Lori Gibson of the Fauquier Historical Society was there to mark the occasion. Her organization’s researchers estimate the tree is more than 100 years old.
Brother and sister Alek and Glenna Moore represented the younger generation, and each were presented with a piece of the tree. “We just want to remember it,” said Alek.
When most of the branches had been removed from the tree, their mom said it was time to go to school. “They just really wanted to be here,” she said. “And why not?”
Questions about what will happen to the wood from the tree have been swirling around town for weeks. Brandie Schaeffer, interim town manager, said that Terrance Lasher, assistant state forester, reached out to her regarding the courthouse tree. In an email to town council members, she said, “I met with him … on a program they offer called Urban Wood Utilization. They have found that the removal of urban trees often leads to … a landfill because of the complications with milling of trees with nails. They have created a program that matches jurisdictions with artisans that can find the best ways to reuse the urban tree.”

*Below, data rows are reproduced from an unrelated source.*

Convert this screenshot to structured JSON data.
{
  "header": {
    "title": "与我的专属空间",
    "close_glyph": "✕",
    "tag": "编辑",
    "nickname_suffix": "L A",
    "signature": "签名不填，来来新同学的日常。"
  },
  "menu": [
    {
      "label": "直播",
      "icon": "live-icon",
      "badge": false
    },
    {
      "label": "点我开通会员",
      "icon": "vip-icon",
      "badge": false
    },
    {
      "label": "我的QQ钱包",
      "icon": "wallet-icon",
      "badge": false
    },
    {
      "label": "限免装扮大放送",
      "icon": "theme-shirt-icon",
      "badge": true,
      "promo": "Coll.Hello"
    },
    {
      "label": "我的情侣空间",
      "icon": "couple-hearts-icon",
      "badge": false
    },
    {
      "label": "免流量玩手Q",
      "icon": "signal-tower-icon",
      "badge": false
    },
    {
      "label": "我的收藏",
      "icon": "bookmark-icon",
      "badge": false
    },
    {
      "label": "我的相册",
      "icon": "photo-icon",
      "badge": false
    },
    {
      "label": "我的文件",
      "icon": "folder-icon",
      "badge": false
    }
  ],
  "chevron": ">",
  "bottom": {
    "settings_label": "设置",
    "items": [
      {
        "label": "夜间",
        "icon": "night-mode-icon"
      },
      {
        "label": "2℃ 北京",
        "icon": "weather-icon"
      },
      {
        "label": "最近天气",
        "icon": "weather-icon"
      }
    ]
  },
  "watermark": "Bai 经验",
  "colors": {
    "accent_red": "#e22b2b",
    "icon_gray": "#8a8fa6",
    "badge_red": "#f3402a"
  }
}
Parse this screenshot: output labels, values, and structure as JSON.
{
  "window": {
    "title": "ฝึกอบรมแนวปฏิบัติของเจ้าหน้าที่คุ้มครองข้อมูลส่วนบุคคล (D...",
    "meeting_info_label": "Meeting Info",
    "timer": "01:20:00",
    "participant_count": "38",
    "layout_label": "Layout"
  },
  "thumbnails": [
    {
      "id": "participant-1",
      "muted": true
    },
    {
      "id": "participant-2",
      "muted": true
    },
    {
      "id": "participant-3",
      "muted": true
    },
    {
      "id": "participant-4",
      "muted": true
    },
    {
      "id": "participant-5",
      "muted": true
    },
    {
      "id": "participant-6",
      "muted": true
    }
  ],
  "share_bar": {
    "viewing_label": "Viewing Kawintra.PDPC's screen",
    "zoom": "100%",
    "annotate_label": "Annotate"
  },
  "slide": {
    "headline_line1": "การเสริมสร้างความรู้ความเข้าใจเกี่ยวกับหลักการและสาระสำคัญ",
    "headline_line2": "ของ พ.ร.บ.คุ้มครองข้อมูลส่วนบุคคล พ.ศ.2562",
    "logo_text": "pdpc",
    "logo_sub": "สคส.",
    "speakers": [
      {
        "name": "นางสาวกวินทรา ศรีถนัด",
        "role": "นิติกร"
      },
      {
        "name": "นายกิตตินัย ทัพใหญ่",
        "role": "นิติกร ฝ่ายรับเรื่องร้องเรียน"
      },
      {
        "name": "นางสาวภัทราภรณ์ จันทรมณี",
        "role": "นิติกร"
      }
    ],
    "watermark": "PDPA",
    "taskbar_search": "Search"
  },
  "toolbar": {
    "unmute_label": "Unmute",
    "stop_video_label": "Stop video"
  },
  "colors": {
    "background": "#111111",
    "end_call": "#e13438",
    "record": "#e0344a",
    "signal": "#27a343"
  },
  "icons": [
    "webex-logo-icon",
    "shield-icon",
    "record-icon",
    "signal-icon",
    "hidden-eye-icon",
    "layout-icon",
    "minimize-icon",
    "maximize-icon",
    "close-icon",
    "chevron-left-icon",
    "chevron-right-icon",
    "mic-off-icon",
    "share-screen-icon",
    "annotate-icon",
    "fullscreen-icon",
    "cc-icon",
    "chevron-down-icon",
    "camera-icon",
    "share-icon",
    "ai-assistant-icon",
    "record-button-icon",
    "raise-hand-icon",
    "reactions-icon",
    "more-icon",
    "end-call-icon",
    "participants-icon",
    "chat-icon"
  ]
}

She added, “He confirmed the tree as almost dead and a liability. He pointed out several things including the presence of foliage only on the lower limbs, with those at the highest point being bare. He said this is a simple way to identify the tree is no longer receiving nutrients and doing the job of photosynthesis.”
Scheaffer said that as far as using the wood from the tree for other purposes, “the presence of fungus will determine if it can even be used. He also wanted me to understand how little we will be able to produce with the tree. For every log we cut, we should plan to see it shrink and lose half. … We can get a bunch of small items or one big item, but probably not enough useful wood for both. He said he would choose one big item like a table or bench so there is something to point to long term, but the council could also raise revenue by selling small pieces of the tree.”
Schaeffer said that Lasher is not hopeful about the ability to get a sprout from the tree to “potentially plant a baby version” as there are little to no seeds.